College swine flu cases continue to grow, vaccine will require two doses in young children


This article was originally on a blog post platform and may be missing photos, graphics or links. See About archive blog posts.

Influenza-like illnesses, generally assumed to be pandemic H1N1 influenza, continued their slow growth on college campuses with a 2% increase last week, according to the American College Health Assn. A total of 5,959 new cases were reported among the 3.1 million students on 259 campuses. The new data bring the total for the seven-week period to nearly 40,000 cases.

Regional outbreaks of swine flu appear to have peaked already in the Southeast, Northeast and Mid-Atlantic regions, but the Midwest, Rocky Mountain area and Southwest are experiencing increases. ‘Waves of influenza-like illness appear to occur in local and regional areas over a six- to seven-week time interval,’ said Dr. James C. Turner, president of the organization. ‘Many outbreaks will have waned significantly by the time H1N1 vaccine becomes widely available. Therefore, the next two to three months represent a critical period for achieving high rates of immunization among college students before the next wave starts this winter.’

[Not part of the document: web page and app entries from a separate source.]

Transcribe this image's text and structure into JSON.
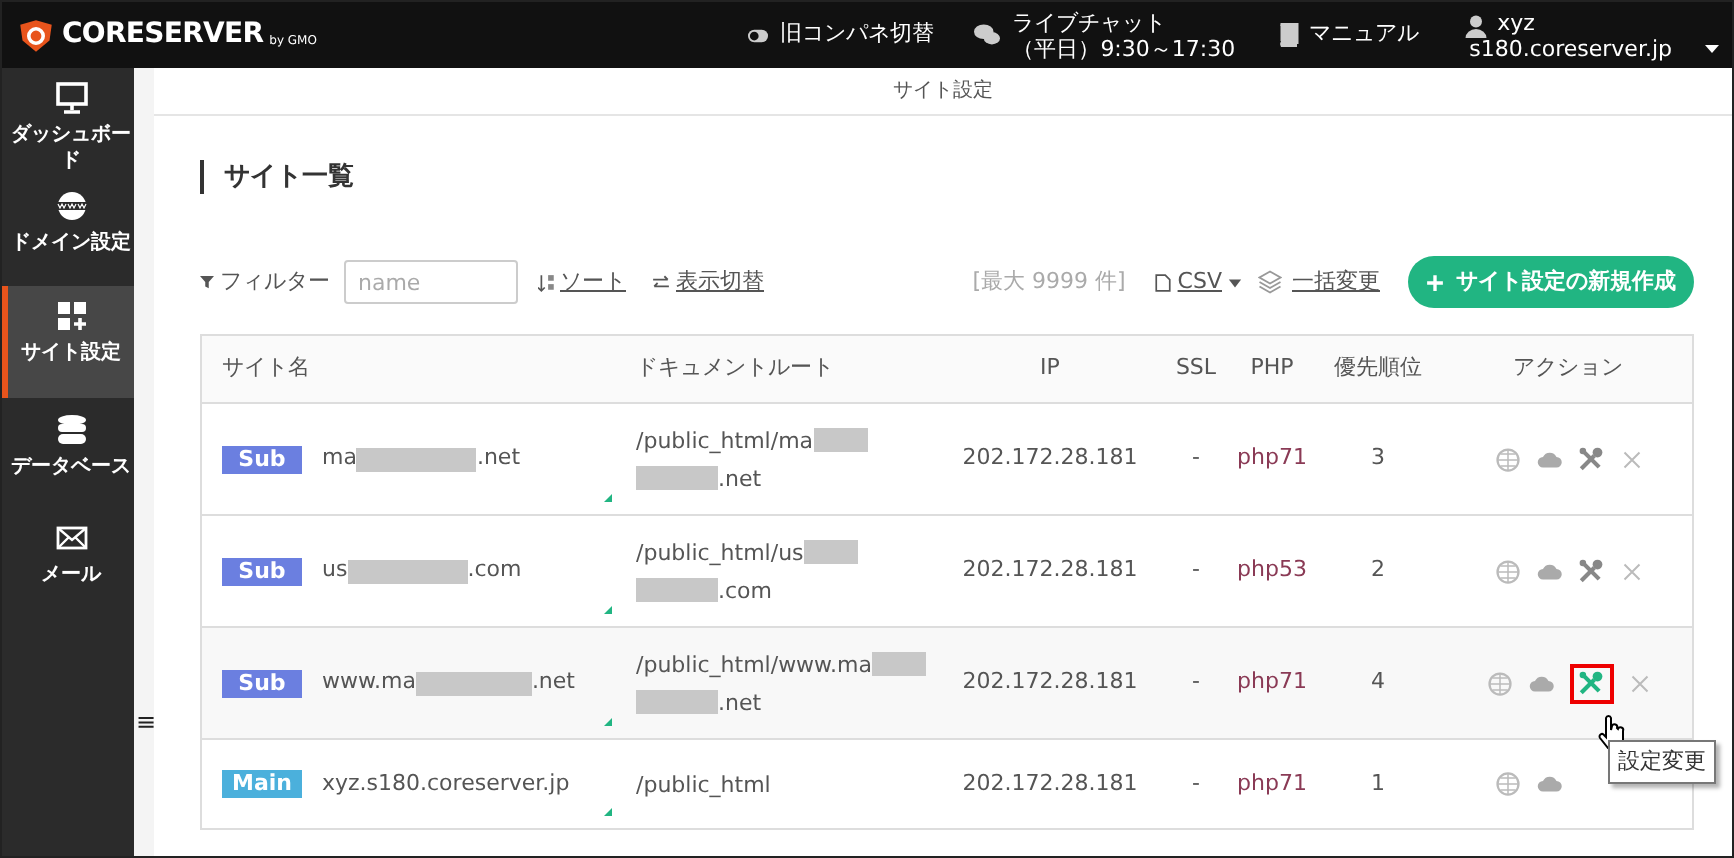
{
  "header": {
    "logo": "CORESERVER",
    "logo_sub": "by GMO",
    "old_panel": "旧コンパネ切替",
    "chat_title": "ライブチャット",
    "chat_hours": "（平日）9:30～17:30",
    "manual": "マニュアル",
    "user": "xyz",
    "server": "s180.coreserver.jp"
  },
  "sidebar": {
    "items": [
      {
        "kind": "monitor",
        "label": "ダッシュボード",
        "selected": false
      },
      {
        "kind": "www",
        "label": "ドメイン設定",
        "selected": false
      },
      {
        "kind": "grid",
        "label": "サイト設定",
        "selected": true
      },
      {
        "kind": "database",
        "label": "データベース",
        "selected": false
      },
      {
        "kind": "mail",
        "label": "メール",
        "selected": false
      }
    ],
    "toggle": "≡"
  },
  "breadcrumb": "サイト設定",
  "heading": "サイト一覧",
  "toolbar": {
    "filter_label": "フィルター",
    "filter_placeholder": "name",
    "sort": "ソート",
    "display": "表示切替",
    "max": "[最大 9999 件]",
    "csv": "CSV",
    "bulk": "一括変更",
    "create": "サイト設定の新規作成"
  },
  "table": {
    "columns": [
      "サイト名",
      "ドキュメントルート",
      "IP",
      "SSL",
      "PHP",
      "優先順位",
      "アクション"
    ],
    "rows": [
      {
        "type": "Sub",
        "name_start": "ma",
        "name_end": ".net",
        "root": [
          {
            "start": "/public_html/ma"
          },
          {
            "end": ".net"
          }
        ],
        "ip": "202.172.28.181",
        "ssl": "-",
        "php": "php71",
        "priority": "3",
        "hovered_action": false,
        "actions_visible": true
      },
      {
        "type": "Sub",
        "name_start": "us",
        "name_end": ".com",
        "root": [
          {
            "start": "/public_html/us"
          },
          {
            "end": ".com"
          }
        ],
        "ip": "202.172.28.181",
        "ssl": "-",
        "php": "php53",
        "priority": "2",
        "hovered_action": false,
        "actions_visible": true
      },
      {
        "type": "Sub",
        "name_start": "www.ma",
        "name_end": ".net",
        "root": [
          {
            "start": "/public_html/www.ma"
          },
          {
            "end": ".net"
          }
        ],
        "ip": "202.172.28.181",
        "ssl": "-",
        "php": "php71",
        "priority": "4",
        "hovered_action": true,
        "actions_visible": true
      },
      {
        "type": "Main",
        "name_start": "xyz.s180.coreserver.jp",
        "root": [
          {
            "start": "/public_html"
          }
        ],
        "ip": "202.172.28.181",
        "ssl": "-",
        "php": "php71",
        "priority": "1",
        "hovered_action": false,
        "actions_visible": false
      }
    ]
  },
  "tooltip": "設定変更"
}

In other swine flu news, vaccine maker Sanofi Pasteur released the first results from its clinical trial of the swine flu vaccine in children ages 6 months to 9 years. The study in 474 children confirmed what government researchers have been saying -- that two doses of vaccine will be required in children younger than 10 to produce full immunity. The results are not surprising because vaccination for seasonal flu also requires two doses the first time a child is vaccinated. The theory is that those who have received a flu vaccine in the past have a residual immunity that increases the response to a new vaccine. Young children do not have that residual immunity and thus require two doses.

No serious adverse events were reported -- only localized redness and swelling of the arm typical of all vaccinations.

-- Thomas H. Maugh II